== Dataset entries
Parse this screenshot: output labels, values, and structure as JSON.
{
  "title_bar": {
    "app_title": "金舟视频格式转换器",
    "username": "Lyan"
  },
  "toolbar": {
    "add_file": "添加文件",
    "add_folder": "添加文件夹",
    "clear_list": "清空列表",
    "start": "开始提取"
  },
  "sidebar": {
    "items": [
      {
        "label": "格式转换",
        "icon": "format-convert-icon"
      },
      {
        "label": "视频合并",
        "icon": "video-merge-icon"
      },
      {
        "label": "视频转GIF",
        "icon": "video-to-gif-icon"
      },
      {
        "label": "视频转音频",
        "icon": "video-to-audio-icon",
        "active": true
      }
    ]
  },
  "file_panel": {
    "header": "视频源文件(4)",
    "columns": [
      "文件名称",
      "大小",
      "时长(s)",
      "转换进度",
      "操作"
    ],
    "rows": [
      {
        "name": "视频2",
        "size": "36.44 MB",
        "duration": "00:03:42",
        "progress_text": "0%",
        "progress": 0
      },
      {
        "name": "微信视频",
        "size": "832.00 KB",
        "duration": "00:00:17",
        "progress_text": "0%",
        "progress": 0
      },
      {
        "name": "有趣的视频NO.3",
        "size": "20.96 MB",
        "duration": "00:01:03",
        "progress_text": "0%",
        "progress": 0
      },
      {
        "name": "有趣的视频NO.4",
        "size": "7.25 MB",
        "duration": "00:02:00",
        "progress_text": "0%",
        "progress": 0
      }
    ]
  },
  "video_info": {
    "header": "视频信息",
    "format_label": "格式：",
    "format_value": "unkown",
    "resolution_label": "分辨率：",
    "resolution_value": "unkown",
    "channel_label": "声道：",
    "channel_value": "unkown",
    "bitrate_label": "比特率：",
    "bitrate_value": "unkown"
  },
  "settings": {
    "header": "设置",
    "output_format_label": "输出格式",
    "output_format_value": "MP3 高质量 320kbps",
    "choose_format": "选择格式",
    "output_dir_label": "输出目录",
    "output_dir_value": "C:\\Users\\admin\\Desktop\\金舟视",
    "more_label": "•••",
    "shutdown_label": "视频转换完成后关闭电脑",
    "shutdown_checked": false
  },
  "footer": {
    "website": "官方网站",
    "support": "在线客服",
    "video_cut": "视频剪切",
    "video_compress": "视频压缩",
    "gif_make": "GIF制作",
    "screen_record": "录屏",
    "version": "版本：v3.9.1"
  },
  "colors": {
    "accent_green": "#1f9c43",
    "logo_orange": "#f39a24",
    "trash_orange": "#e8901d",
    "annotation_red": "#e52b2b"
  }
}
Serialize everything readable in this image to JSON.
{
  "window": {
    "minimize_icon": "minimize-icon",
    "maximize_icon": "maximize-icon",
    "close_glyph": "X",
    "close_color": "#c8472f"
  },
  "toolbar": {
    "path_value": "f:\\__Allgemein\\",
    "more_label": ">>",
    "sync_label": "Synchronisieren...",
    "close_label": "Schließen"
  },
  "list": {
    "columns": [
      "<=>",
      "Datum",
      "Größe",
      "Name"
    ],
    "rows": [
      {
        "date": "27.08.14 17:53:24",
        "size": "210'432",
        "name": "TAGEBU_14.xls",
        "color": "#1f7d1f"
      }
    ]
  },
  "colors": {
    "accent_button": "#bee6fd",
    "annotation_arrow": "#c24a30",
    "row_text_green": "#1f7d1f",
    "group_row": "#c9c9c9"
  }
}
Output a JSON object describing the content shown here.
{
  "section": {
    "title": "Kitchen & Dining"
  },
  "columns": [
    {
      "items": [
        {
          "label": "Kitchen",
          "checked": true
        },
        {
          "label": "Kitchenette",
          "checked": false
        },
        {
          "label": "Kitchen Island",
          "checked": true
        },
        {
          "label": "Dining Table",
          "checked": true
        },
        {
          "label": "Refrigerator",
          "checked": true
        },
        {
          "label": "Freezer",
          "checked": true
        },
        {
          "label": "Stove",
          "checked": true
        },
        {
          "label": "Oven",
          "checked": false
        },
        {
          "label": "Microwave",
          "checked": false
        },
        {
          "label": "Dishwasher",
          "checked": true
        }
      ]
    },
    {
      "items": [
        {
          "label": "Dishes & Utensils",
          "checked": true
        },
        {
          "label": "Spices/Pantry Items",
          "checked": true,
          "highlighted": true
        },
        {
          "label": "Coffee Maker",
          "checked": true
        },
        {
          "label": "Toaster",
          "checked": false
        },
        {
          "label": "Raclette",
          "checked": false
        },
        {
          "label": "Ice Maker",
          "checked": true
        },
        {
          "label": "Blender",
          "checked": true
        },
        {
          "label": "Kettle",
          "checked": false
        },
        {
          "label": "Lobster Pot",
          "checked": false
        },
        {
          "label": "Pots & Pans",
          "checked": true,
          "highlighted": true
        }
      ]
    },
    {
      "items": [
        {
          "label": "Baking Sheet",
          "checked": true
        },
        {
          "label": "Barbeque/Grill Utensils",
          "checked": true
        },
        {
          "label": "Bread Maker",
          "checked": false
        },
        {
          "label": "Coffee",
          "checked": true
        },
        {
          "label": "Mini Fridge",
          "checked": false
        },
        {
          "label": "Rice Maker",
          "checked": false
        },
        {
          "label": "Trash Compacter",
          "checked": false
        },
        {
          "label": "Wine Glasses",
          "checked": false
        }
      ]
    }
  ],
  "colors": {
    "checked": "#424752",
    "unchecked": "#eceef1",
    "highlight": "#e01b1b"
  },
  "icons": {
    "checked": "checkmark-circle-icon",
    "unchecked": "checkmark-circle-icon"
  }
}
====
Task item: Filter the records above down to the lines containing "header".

Exercise solution:
    "header": "视频源文件(4)",
    "header": "视频信息",
    "header": "设置",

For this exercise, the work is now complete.